On March 9 my aunt died. It was my mom’s sister, so yes, it would be quite an understatement to suggest my mother has had a difficult few weeks. My aunt had been sick for several months, some sort of mystery illness the doctors and specialists couldn’t identify. They could treat the symptoms, although even that was eventually going to be a losing battle, and there was nothing fun about those treatments.

Eventually she simply decided enough was enough and discontinued the treatments. Several days later she passed with her sons, her brother and her sister (my mom) at her side.

Although I did get a chance to visit with her a couple of times in the final weeks, I really hadn’t seen my aunt in a number of years. When I was a child, though, I stayed at her house each day after school for several years. Her oldest son and I were fairly close as cousins go – we were the same age (though I took great delight in constantly reminding him I was his senior by three months), we played sports together, tried to one-up one another, played throw-back-and-tackle together with our other cousins (that’s a game that essentially pits a ball carrier against everyone else), and each Friday night I either spent the night at his house or he was at mine.

And yes, we got into some trouble together. We absolutely totaled a go-cart he had racing one another when I cut him off on a turn and he ended up crashing in a creek. And we got a blistering punishment when we dammed up that same creek – so effectively we flooded a neighbor’s yard (and very nearly their house).

We had some fun times. But we grew up, grew apart, and other than visiting her in the hospital, I hadn’t seen my aunt or my cousin in years.

Then, ten days ago I woke to find an e-mail from an old friend, telling me about the passing of another friend, a young lady who was in the same high school graduating class as I was. My high class was small, just 25 students, so we were fairly tight. This particular young lady I had even dated a couple of times, though nothing came of that. We were just friends, and I recall a sweet-spirited, friendly person who never said an unkind word about anyone.

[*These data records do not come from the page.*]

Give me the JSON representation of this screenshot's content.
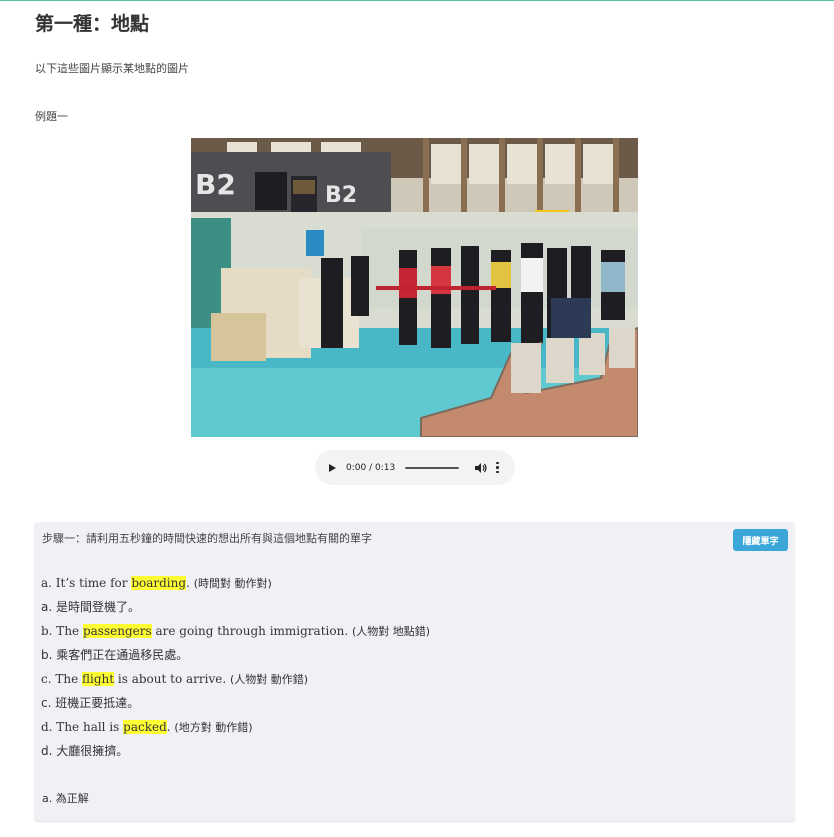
{
  "page": {
    "title": "第一種：地點",
    "subtitle": "以下這些圖片顯示某地點的圖片",
    "example_label": "例題一"
  },
  "audio": {
    "time": "0:00 / 0:13",
    "progress": 0
  },
  "panel": {
    "step_text": "步驟一：請利用五秒鐘的時間快速的想出所有與這個地點有關的單字",
    "hide_button": "隱藏單字",
    "options": [
      {
        "pre": "a. It’s time for ",
        "hl": "boarding",
        "post": ". ",
        "note": "(時間對 動作對)",
        "zh": "a. 是時間登機了。"
      },
      {
        "pre": "b. The ",
        "hl": "passengers",
        "post": " are going through immigration. ",
        "note": "(人物對 地點錯)",
        "zh": "b. 乘客們正在通過移民處。"
      },
      {
        "pre": "c. The ",
        "hl": "flight",
        "post": " is about to arrive. ",
        "note": "(人物對 動作錯)",
        "zh": "c. 班機正要抵達。"
      },
      {
        "pre": "d. The hall is ",
        "hl": "packed",
        "post": ". ",
        "note": "(地方對 動作錯)",
        "zh": "d. 大廳很擁擠。"
      }
    ],
    "answer": "a. 為正解"
  },
  "colors": {
    "accent_button": "#3ba7d9",
    "highlight": "#ffff33",
    "panel_bg": "#eff1f5",
    "top_border": "#5cc0a0"
  },
  "icons": [
    "play-icon",
    "volume-icon",
    "more-vert-icon"
  ]
}
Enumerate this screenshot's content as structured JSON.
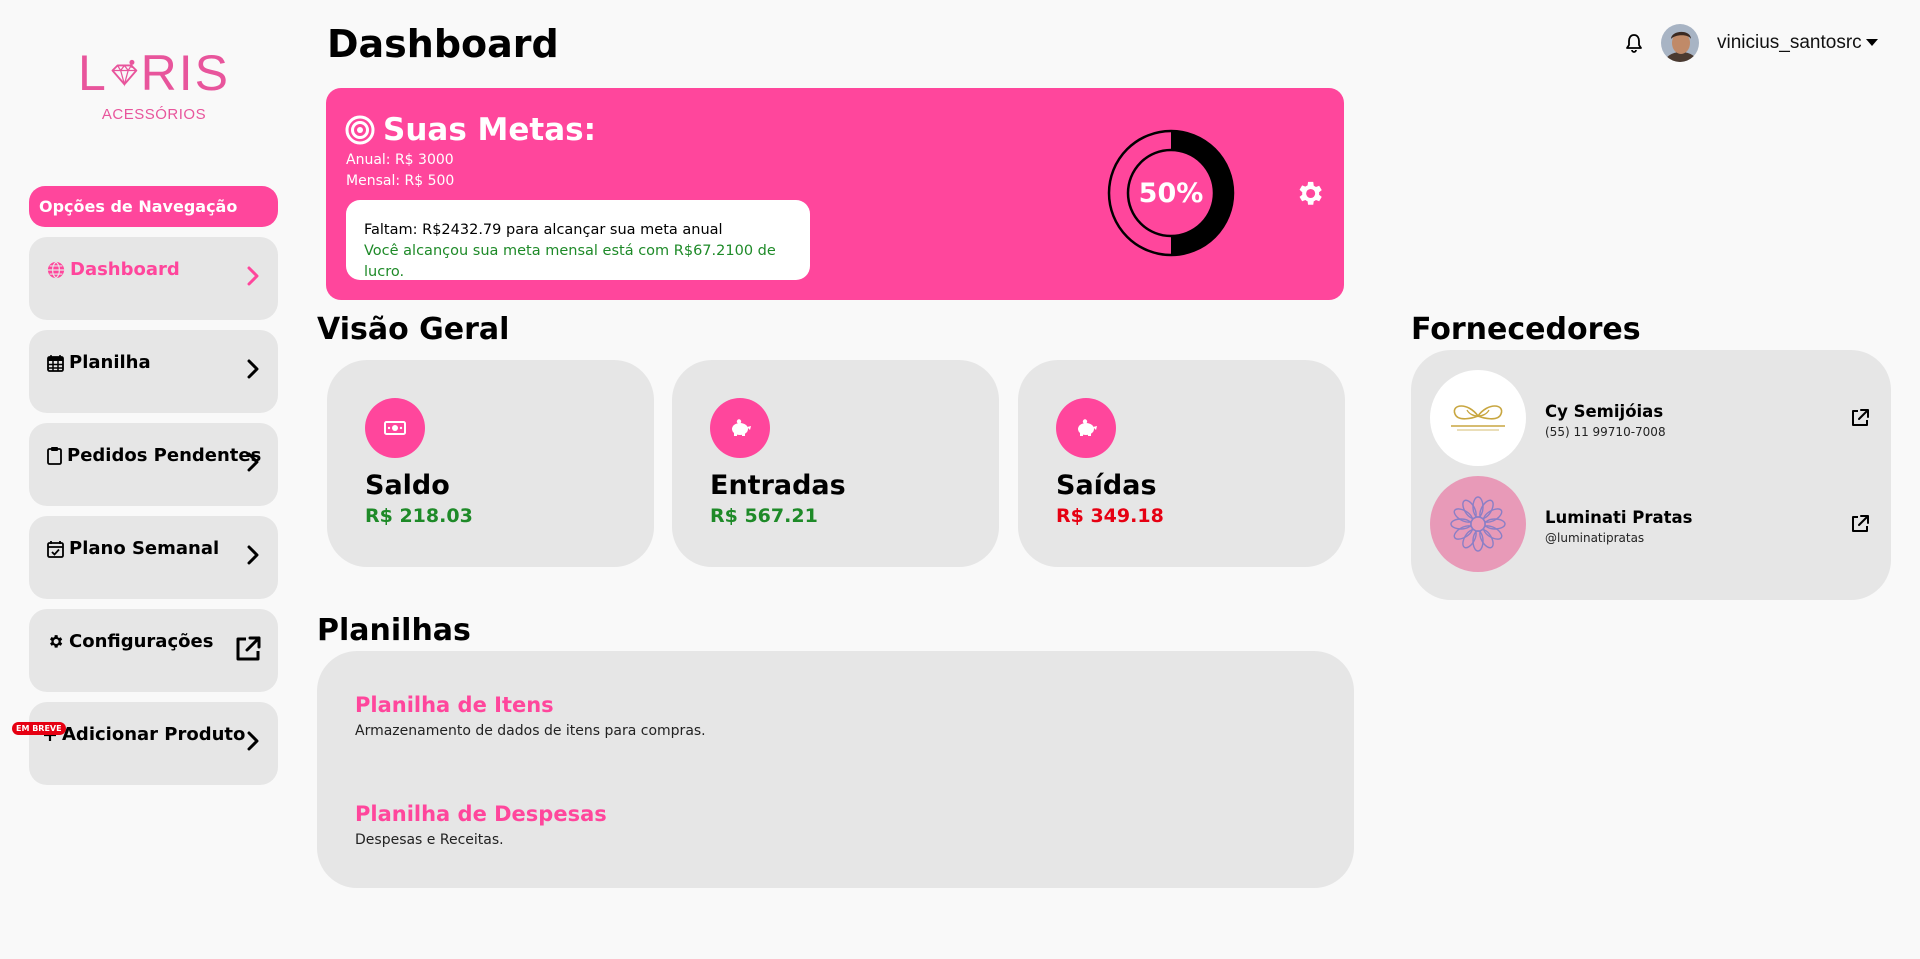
{
  "brand": {
    "name": "LORIS",
    "subtitle": "ACESSÓRIOS",
    "color": "#e8559c"
  },
  "sidebar": {
    "heading": "Opções de Navegação",
    "items": [
      {
        "label": "Dashboard",
        "icon": "globe-icon",
        "trailing": "chevron-right-icon",
        "active": true
      },
      {
        "label": "Planilha",
        "icon": "calendar-grid-icon",
        "trailing": "chevron-right-icon"
      },
      {
        "label": "Pedidos Pendentes",
        "icon": "clipboard-icon",
        "trailing": "chevron-right-icon"
      },
      {
        "label": "Plano Semanal",
        "icon": "calendar-check-icon",
        "trailing": "chevron-right-icon"
      },
      {
        "label": "Configurações",
        "icon": "gear-icon",
        "trailing": "external-link-icon"
      },
      {
        "label": "Adicionar Produto",
        "icon": "plus-icon",
        "trailing": "chevron-right-icon",
        "badge": "EM BREVE"
      }
    ]
  },
  "header": {
    "title": "Dashboard",
    "username": "vinicius_santosrc",
    "icons": [
      "bell-icon",
      "avatar",
      "caret-down-icon"
    ]
  },
  "goals": {
    "title": "Suas Metas:",
    "annual": "Anual: R$ 3000",
    "monthly": "Mensal: R$ 500",
    "remaining": "Faltam: R$2432.79 para alcançar sua meta anual",
    "achieved": "Você alcançou sua meta mensal está com R$67.2100 de lucro.",
    "progress_label": "50%",
    "progress": 0.5
  },
  "overview": {
    "title": "Visão Geral",
    "cards": [
      {
        "label": "Saldo",
        "value": "R$ 218.03",
        "icon": "money-icon",
        "status": "positive"
      },
      {
        "label": "Entradas",
        "value": "R$ 567.21",
        "icon": "piggy-bank-icon",
        "status": "positive"
      },
      {
        "label": "Saídas",
        "value": "R$ 349.18",
        "icon": "piggy-bank-icon",
        "status": "negative"
      }
    ]
  },
  "sheets": {
    "title": "Planilhas",
    "items": [
      {
        "title": "Planilha de Itens",
        "description": "Armazenamento de dados de itens para compras."
      },
      {
        "title": "Planilha de Despesas",
        "description": "Despesas e Receitas."
      }
    ]
  },
  "suppliers": {
    "title": "Fornecedores",
    "items": [
      {
        "name": "Cy Semijóias",
        "contact": "(55) 11 99710-7008"
      },
      {
        "name": "Luminati Pratas",
        "contact": "@luminatipratas"
      }
    ]
  },
  "colors": {
    "accent": "#ff469c",
    "card": "#e6e6e6",
    "positive": "#1e8a28",
    "negative": "#e60012"
  }
}
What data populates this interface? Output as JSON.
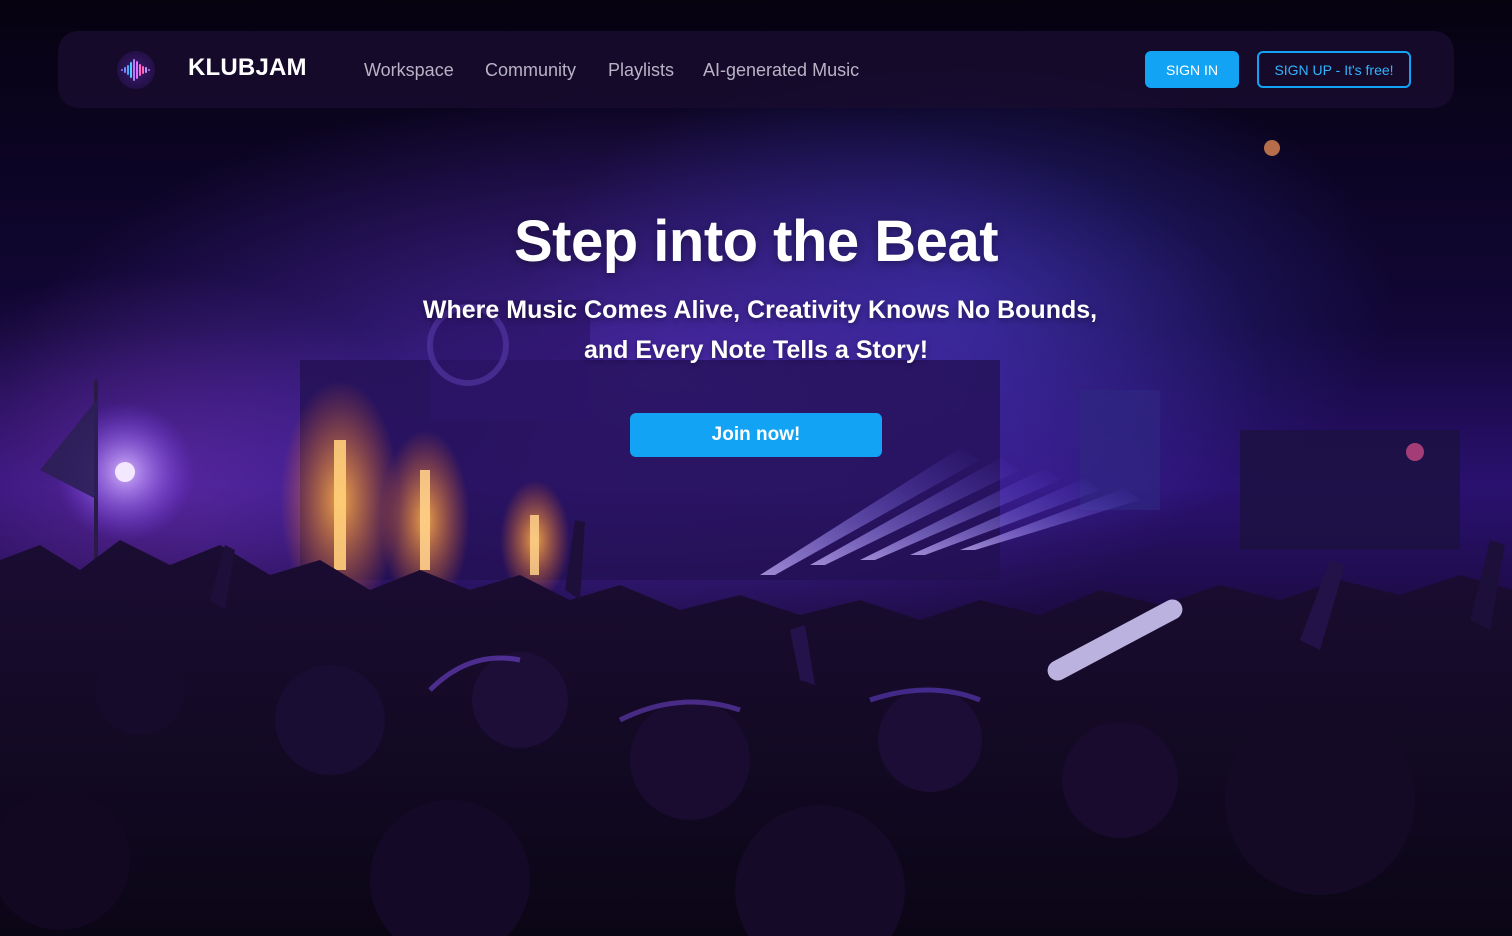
{
  "brand": {
    "name": "KLUBJAM",
    "logo_icon": "soundwave-logo-icon"
  },
  "nav": {
    "links": [
      "Workspace",
      "Community",
      "Playlists",
      "AI-generated Music"
    ]
  },
  "auth": {
    "sign_in_label": "SIGN IN",
    "sign_up_label": "SIGN UP - It's free!"
  },
  "hero": {
    "title": "Step into the Beat",
    "subtitle_line1": "Where Music Comes Alive, Creativity Knows No Bounds,",
    "subtitle_line2": "and Every Note Tells a Story!",
    "cta_label": "Join now!",
    "background": "concert-crowd-image"
  },
  "colors": {
    "accent": "#12a3f5",
    "navbar": "#180c2e",
    "text": "#ffffff",
    "nav_link": "#b8b3c7",
    "stage_glow": "#6a3ce6",
    "flame": "#ff8a2a"
  }
}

Again, I hadn’t seen her in years – probably two decades – so it wasn’t as if we were close. Still, it was quite sobering to see someone from my youth, someone whose image was still, at least in my mind, 18 and young and ready to take on the world, gone.

And I suppose that reminded me, in a way nothing else could, that I’m no longer young, that I’m no longer ready to take on the world. My own kids are getting to that age – my oldest will marry in September, my second will be transferring after two years of community college to a four-year school, and my next two are entering the later part of their teen years.

We still have one young one – she’s 11 – but even the final child is growing up, and I’m feeling old.

As I’ve aged my writing’s changed, too. I’m a better writer, and that’s good, but somehow along the way the newness, the idea that I’m creating something different every time I write a story, something fresh and exciting (to me if not to anyone else), has faded over the years.

I know that happens to everyone, whether they are a writer or painter, brick layer or traffic cop. As we age, we approach things differently, we see the world through older, sometimes less enthusiastic eyes. I guess it’s the way of life.

But it’s sad to lose that newness, that belief that you really can have an effect on the world, and most of all it’s sad to see those we care about lost.